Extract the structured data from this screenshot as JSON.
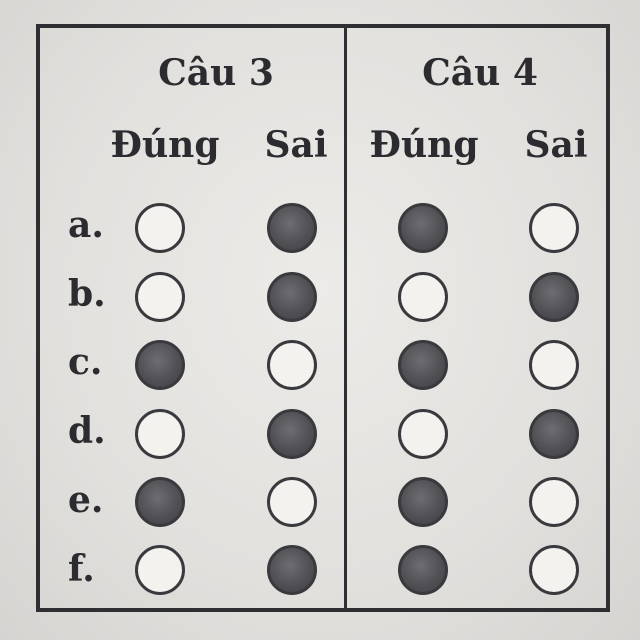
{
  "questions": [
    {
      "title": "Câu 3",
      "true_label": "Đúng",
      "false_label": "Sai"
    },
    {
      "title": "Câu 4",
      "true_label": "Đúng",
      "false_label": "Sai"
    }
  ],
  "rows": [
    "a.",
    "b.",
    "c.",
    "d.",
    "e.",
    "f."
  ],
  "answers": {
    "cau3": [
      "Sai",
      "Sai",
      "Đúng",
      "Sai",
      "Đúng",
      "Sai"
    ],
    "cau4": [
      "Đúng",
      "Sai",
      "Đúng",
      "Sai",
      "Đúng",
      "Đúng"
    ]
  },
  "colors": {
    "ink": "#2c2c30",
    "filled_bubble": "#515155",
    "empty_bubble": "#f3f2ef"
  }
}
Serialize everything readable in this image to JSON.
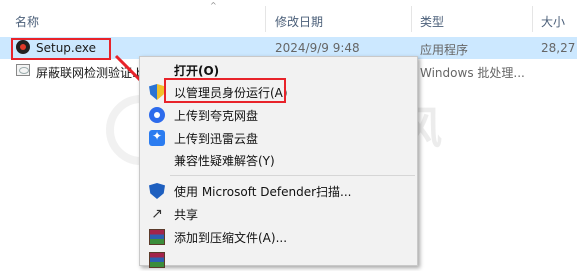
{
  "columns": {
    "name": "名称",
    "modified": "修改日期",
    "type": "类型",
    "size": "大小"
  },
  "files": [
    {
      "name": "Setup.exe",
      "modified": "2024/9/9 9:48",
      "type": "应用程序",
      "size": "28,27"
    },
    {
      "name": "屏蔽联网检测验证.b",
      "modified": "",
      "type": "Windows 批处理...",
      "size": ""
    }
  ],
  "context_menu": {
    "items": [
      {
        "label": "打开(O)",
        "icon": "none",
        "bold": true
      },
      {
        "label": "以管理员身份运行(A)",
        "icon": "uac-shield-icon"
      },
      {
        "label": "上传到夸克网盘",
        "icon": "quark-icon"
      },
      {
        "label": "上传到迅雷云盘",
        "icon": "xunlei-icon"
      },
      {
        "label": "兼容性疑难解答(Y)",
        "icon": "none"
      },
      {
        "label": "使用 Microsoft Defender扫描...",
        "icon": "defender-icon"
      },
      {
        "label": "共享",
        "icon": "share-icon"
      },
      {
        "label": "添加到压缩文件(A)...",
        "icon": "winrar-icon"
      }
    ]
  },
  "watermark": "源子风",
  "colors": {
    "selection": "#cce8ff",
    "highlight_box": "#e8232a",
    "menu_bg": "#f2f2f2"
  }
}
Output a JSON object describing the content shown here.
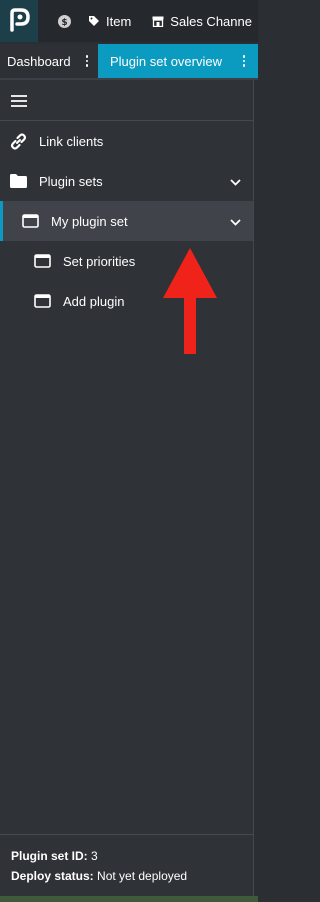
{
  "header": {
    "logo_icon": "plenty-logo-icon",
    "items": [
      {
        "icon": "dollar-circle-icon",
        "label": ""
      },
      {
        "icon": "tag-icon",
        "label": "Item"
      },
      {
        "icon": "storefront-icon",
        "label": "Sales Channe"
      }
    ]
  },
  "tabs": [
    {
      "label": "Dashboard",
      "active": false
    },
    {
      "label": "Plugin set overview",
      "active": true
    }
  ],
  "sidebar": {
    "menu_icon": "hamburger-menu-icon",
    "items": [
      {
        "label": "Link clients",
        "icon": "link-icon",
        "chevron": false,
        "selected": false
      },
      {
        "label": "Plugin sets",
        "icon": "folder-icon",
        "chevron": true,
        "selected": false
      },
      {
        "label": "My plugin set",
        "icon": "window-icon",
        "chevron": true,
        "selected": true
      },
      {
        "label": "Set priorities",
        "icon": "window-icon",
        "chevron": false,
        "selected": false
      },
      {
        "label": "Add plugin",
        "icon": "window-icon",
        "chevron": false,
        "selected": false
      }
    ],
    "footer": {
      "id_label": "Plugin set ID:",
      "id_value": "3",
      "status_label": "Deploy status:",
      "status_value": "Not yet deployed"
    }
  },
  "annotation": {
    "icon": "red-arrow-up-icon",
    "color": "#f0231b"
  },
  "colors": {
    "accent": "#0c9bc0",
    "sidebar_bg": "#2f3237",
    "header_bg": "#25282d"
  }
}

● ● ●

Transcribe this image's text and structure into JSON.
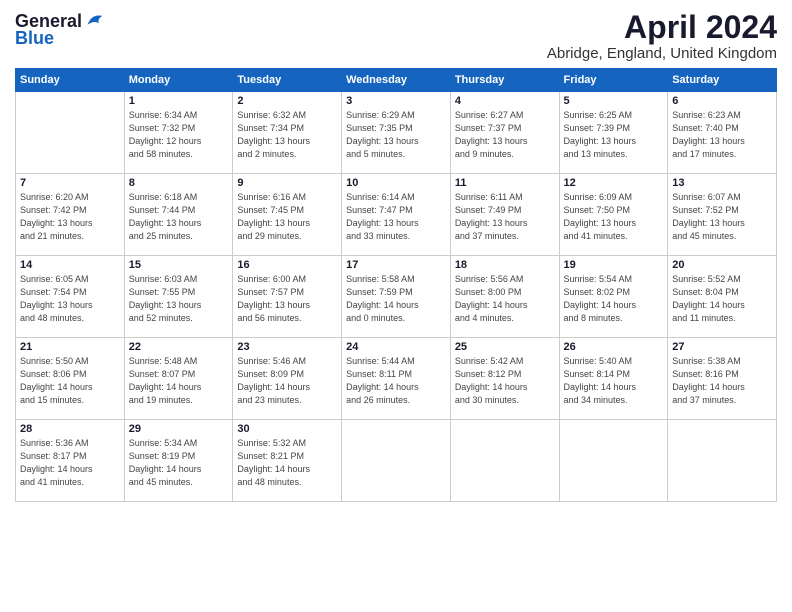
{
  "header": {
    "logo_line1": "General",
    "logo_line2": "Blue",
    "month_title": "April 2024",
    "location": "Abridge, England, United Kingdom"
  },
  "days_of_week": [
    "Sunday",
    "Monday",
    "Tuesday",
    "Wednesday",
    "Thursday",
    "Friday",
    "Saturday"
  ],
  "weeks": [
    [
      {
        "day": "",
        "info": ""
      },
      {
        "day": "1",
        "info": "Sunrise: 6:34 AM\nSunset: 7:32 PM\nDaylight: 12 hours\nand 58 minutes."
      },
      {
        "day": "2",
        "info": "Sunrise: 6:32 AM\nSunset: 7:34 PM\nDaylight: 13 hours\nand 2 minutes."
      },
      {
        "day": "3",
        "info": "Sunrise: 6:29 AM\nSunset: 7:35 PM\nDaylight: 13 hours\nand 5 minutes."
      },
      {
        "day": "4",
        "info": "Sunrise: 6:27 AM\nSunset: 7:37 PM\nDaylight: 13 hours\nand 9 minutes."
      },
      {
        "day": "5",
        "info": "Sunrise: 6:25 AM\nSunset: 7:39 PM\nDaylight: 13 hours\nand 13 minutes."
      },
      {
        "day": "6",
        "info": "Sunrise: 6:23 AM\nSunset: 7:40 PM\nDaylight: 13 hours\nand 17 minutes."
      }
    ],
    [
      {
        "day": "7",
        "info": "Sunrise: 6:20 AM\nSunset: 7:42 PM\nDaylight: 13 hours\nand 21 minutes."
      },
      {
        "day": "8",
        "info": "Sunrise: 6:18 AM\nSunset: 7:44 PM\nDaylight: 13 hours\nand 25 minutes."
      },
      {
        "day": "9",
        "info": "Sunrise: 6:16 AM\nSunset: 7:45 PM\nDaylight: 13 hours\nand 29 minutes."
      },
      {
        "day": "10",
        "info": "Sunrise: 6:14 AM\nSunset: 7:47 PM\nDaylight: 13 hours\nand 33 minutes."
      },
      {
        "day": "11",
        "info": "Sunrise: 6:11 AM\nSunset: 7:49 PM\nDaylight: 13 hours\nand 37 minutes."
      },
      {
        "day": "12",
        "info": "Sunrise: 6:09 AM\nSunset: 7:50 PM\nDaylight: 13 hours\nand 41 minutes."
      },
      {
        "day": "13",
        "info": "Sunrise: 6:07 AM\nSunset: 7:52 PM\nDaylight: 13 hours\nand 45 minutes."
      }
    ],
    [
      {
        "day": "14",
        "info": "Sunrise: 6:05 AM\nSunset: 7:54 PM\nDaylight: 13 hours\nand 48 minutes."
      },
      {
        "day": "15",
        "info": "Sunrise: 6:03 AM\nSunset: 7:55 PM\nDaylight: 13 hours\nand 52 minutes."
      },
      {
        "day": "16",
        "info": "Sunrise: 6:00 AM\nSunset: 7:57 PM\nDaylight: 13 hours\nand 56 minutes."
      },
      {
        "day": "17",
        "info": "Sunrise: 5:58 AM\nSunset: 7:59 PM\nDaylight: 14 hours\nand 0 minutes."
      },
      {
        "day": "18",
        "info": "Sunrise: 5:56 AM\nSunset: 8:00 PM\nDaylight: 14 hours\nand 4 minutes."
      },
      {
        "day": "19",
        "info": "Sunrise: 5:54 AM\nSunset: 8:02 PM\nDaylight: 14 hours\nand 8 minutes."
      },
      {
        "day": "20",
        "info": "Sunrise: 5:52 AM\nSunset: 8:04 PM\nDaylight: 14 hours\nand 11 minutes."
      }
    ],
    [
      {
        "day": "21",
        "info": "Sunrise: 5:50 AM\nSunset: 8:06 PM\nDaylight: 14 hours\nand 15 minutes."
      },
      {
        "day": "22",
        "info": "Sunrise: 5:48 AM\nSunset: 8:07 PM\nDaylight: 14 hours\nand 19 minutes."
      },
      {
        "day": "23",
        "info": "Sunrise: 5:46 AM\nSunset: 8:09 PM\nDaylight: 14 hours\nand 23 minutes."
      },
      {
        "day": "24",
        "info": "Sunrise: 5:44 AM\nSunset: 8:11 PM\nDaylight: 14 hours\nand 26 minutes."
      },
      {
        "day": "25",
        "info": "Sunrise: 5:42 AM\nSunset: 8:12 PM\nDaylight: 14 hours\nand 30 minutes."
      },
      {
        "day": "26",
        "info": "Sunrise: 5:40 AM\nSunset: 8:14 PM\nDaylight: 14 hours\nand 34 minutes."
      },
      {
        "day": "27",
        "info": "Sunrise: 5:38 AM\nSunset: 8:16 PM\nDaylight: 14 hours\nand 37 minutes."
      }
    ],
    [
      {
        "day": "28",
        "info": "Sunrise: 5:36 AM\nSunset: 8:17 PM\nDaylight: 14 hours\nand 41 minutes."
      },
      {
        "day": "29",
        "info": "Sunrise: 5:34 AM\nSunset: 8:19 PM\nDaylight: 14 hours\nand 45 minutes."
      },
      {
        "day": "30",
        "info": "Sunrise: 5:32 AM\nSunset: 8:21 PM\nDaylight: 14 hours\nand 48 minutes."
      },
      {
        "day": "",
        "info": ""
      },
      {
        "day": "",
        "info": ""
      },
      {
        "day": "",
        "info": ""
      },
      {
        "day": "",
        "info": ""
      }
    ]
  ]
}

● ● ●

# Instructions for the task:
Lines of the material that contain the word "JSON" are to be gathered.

# Solution for this task:
Extract the structured data from this screenshot as JSON.
Serialize everything readable in this image to JSON.
Output a JSON object describing the content shown here.
Transcribe this image's text and structure into JSON.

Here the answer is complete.